A video of the incident that was posted on social media came to light when the younger Zouma sent the clip to a woman he was supposed to be going on a date with, who was shocked by the footage and cancelled the meet-up.
In newly released images published on Monday, May 23, after the hearing, the two tabby Bengal felines, understood to be named Bonbon and Cherie, can be seen playing with RSPCA staff at a secret location.
Kurt pleaded guilty earlier today to two offences under the Animal Welfare Act of causing unnecessary suffering to two cats.
Yoan - who filmed the attack and posted it on social media - pleaded guilty to one offence of aiding, abetting, counselling or procuring Kurt Zouma to commit an offence.
The court heard Yoan uploaded the video of his brother onto Snapchat with laughing emojis and appeared to be a staged premeditated attack.
The RSPCA launched an investigation after the video was reported on February 6 as it showed Kurt chasing a cat around a house, kicking and slapping him.
Three days later, Kurt Zouma’s two Bengal cats were seized by police and taken to be examined by a vet.
It is not clear which cat was seen on the video being attacked and both were taken into the care of the RSPCA, where they are due to be rehomed.
An independent vet, who assessed the cats after they were seized by animal welfare experts and also watched the video, said there were no remaining signs of injuries to the felines when he examined them.
But the expert added that being hit and kicked would have caused suffering, while being chased would have caused fear or distress.
In his statement, he said: “In my opinion, the force of the kicking into the abdomen of a cat and the slapping of the cat to the head, both of which were with force, as seen in the video recording would have without any doubt in my mind have cause soft tissue trauma, pain and discomfort to the cat [or cats] on the day but any evidence of that soft tissue trauma would be very unlikely to have been found three days later.
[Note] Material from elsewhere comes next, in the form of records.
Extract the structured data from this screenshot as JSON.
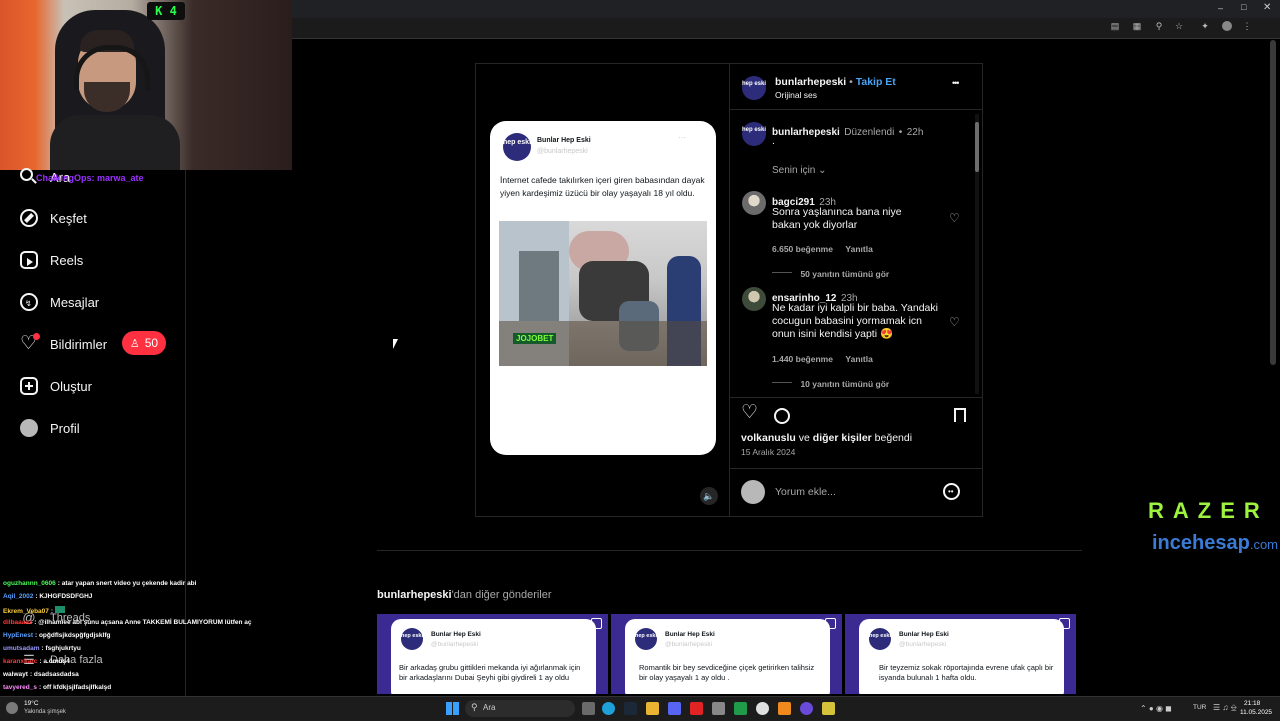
{
  "webcam": {
    "badge": "4"
  },
  "overlay_users": [
    {
      "text": "ChalkingOps: marwa_ate",
      "color": "#9b30ff"
    }
  ],
  "sidebar": {
    "items": [
      {
        "label": "Ara",
        "icon": "search-icon"
      },
      {
        "label": "Keşfet",
        "icon": "compass-icon"
      },
      {
        "label": "Reels",
        "icon": "reels-icon"
      },
      {
        "label": "Mesajlar",
        "icon": "messenger-icon"
      },
      {
        "label": "Bildirimler",
        "icon": "heart-icon"
      },
      {
        "label": "Oluştur",
        "icon": "plus-square-icon"
      },
      {
        "label": "Profil",
        "icon": "profile-avatar"
      }
    ],
    "threads_label": "Threads",
    "more_label": "Daha fazla",
    "notification_badge": "50"
  },
  "chat": [
    {
      "user": "oguzhannn_0606",
      "user_color": "#4cff5a",
      "msg": ": atar yapan snert video yu çekende kadir abi"
    },
    {
      "user": "Aqil_2002",
      "user_color": "#5aa0ff",
      "msg": ": KJHGFDSDFGHJ"
    },
    {
      "user": "Ekrem_Veba07",
      "user_color": "#ffd23a",
      "msg": ":"
    },
    {
      "user": "dilbaaaaz",
      "user_color": "#ff3b3b",
      "msg": ": @ilhamiee abi şunu açsana Anne TAKKEMİ BULAMIYORUM lütfen aç"
    },
    {
      "user": "HypEnest",
      "user_color": "#5aa0ff",
      "msg": ": opğdflsjkdspğfgdjsklfg"
    },
    {
      "user": "umutsadam",
      "user_color": "#9b9bff",
      "msg": ": fsghjukrtyu"
    },
    {
      "user": "karanxkarc",
      "user_color": "#ff3b3b",
      "msg": ": a.ömüş4"
    },
    {
      "user": "walwayt",
      "user_color": "#ffffff",
      "msg": ": dsadsasdadsa"
    },
    {
      "user": "tavyered_s",
      "user_color": "#ff8cff",
      "msg": ": off kfdkjsjlfadsjlfkalşd"
    }
  ],
  "post": {
    "header": {
      "username": "bunlarhepeski",
      "follow": "Takip Et",
      "sep": "•",
      "audio": "Orijinal ses",
      "more": "•••"
    },
    "avatar_text": "hep eski",
    "tweet": {
      "name": "Bunlar Hep Eski",
      "handle": "@bunlarhepeski",
      "text": "İnternet cafede takılırken içeri giren babasından dayak yiyen kardeşimiz üzücü bir olay yaşayalı 18 yıl oldu.",
      "watermark": "JOJOBET"
    },
    "caption": {
      "username": "bunlarhepeski",
      "edited": "Düzenlendi",
      "sep": "•",
      "time": "22h",
      "text": "."
    },
    "for_you": "Senin için",
    "comments": [
      {
        "user": "bagci291",
        "time": "23h",
        "text": "Sonra yaşlanınca bana niye bakan yok diyorlar",
        "likes": "6.650 beğenme",
        "reply": "Yanıtla",
        "view_replies": "50 yanıtın tümünü gör"
      },
      {
        "user": "ensarinho_12",
        "time": "23h",
        "text": "Ne kadar iyi kalpli bir baba. Yandaki cocugun babasini yormamak icn onun isini kendisi yapti 😍",
        "likes": "1.440 beğenme",
        "reply": "Yanıtla",
        "view_replies": "10 yanıtın tümünü gör"
      }
    ],
    "likes_line": {
      "user": "volkanuslu",
      "mid": "ve",
      "others": "diğer kişiler",
      "end": "beğendi"
    },
    "date": "15 Aralık 2024",
    "comment_placeholder": "Yorum ekle..."
  },
  "more_posts": {
    "title_user": "bunlarhepeski",
    "title_rest": "'dan diğer gönderiler",
    "items": [
      {
        "name": "Bunlar Hep Eski",
        "handle": "@bunlarhepeski",
        "text": "Bir arkadaş grubu gittikleri mekanda iyi ağırlanmak için bir arkadaşlarını Dubai Şeyhi gibi giydireli 1 ay oldu"
      },
      {
        "name": "Bunlar Hep Eski",
        "handle": "@bunlarhepeski",
        "text": "Romantik bir bey sevdiceğine çiçek getirirken talihsiz bir olay yaşayalı 1 ay oldu ."
      },
      {
        "name": "Bunlar Hep Eski",
        "handle": "@bunlarhepeski",
        "text": "Bir teyzemiz sokak röportajında evrene ufak çaplı bir isyanda bulunalı 1 hafta oldu."
      }
    ]
  },
  "sponsor": {
    "razer": "RAZER",
    "incehesap": "incehesap",
    "domain": ".com"
  },
  "taskbar": {
    "weather": "19°C",
    "weather_sub": "Yakında şimşek",
    "search": "Ara",
    "lang": "TUR",
    "time": "21:18",
    "date": "11.05.2025"
  }
}
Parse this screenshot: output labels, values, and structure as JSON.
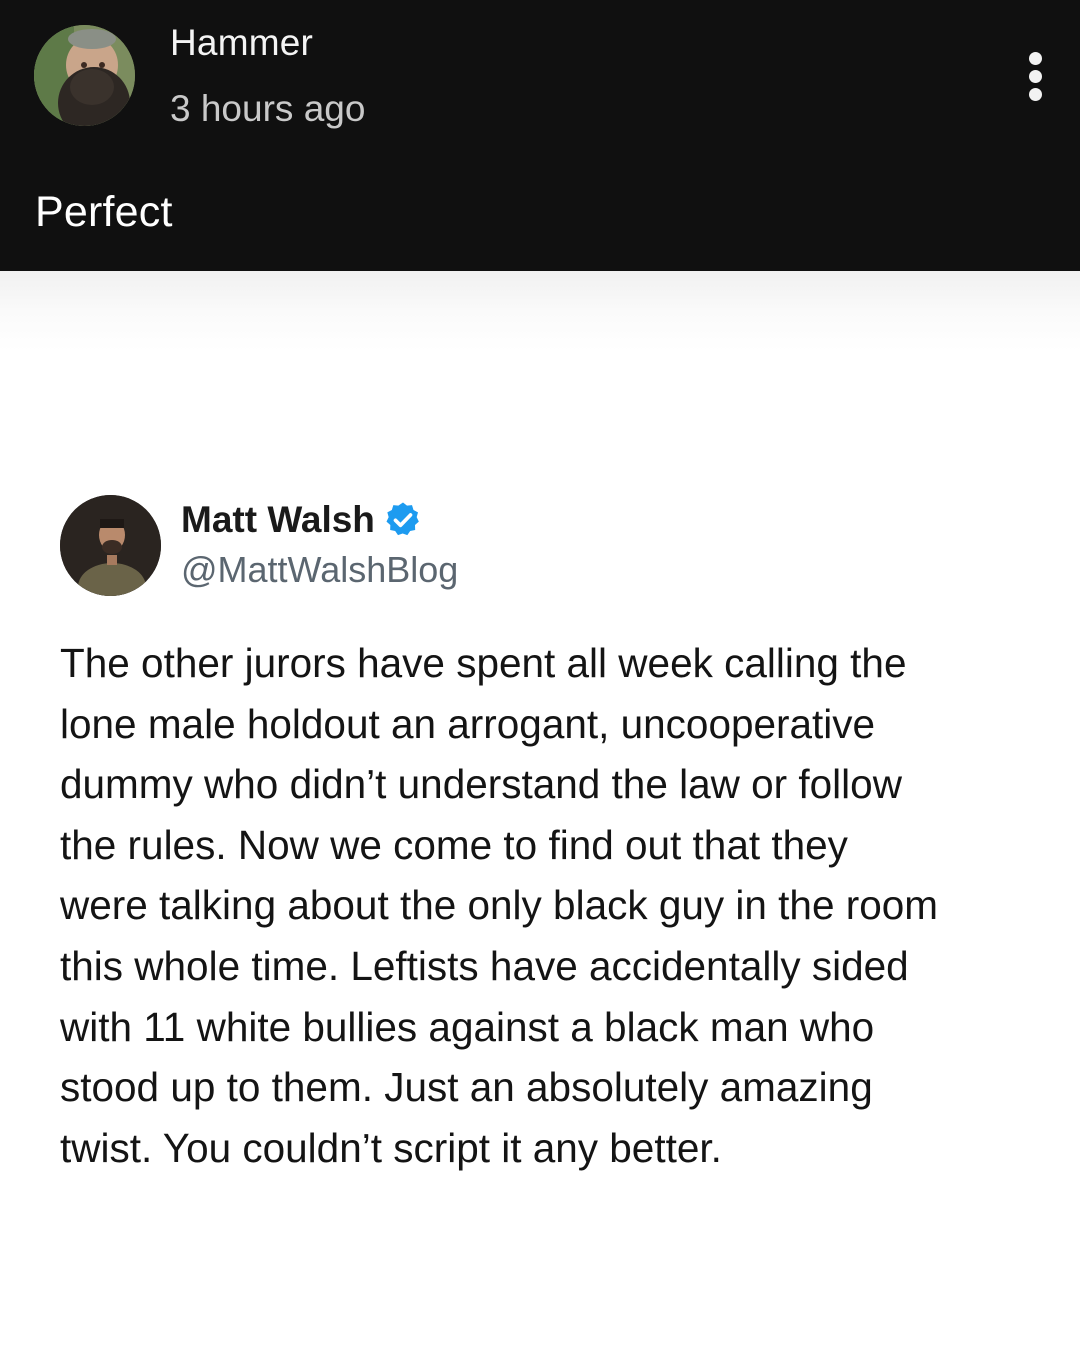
{
  "post": {
    "author": "Hammer",
    "timestamp": "3 hours ago",
    "caption": "Perfect",
    "menu_icon": "more-vertical-icon"
  },
  "tweet": {
    "display_name": "Matt Walsh",
    "verified_icon": "verified-badge-icon",
    "handle": "@MattWalshBlog",
    "lines": [
      "The other jurors have spent all week calling the",
      "lone male holdout an arrogant, uncooperative",
      "dummy who didn’t understand the law or follow",
      "the rules. Now we come to find out that they",
      "were talking about the only black guy in the room",
      "this whole time. Leftists have accidentally sided",
      "with 11 white bullies against a black man who",
      "stood up to them. Just an absolutely amazing",
      "twist. You couldn’t script it any better."
    ]
  },
  "colors": {
    "header_background": "#101010",
    "verified_blue": "#1d9bf0",
    "handle_gray": "#5b6670"
  }
}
“I have no doubt that Kurt Zouma knew or would be expected to know that kicking a cat into its abdomen would cause or was likely to cause pain, discomfort and distress or worse injuries.
“It is my opinion that there can be no justified reason to treat a cat or cats in this manner.”
Hazel Stevens, prosecuting on behalf of the RSPCA, told the court the cruelty seen in the video was ‘’shocking’’ and ‘’disgusting’’.
Both cats were signed over by Kurt Zouma at court so will soon begin their search for a new home.
In mitigation, the court heard both brothers had received abuse and threats online.
The court also heard that Kurt Zouma had been fined £250,000 by his club, which comes to two weeks’ wages.
Speaking after the hearing, RSPCA chief inspectorate officer Dermot Murphy, slammed the defendants’ attitude to the video.
He said: “It’s never acceptable to treat an animal in this way and we were shocked when the video was first brought to our attention.
“What makes this case even more sad is the way the video was filmed and shared, making light of such cruelty.
“We hope this case will serve as a reminder that all animals deserve to be treated with kindness, compassion and respect, and that we will not tolerate cruelty.”
Sentencing of the pair has been adjourned for reports from probation and they will have to go back to the same court next month.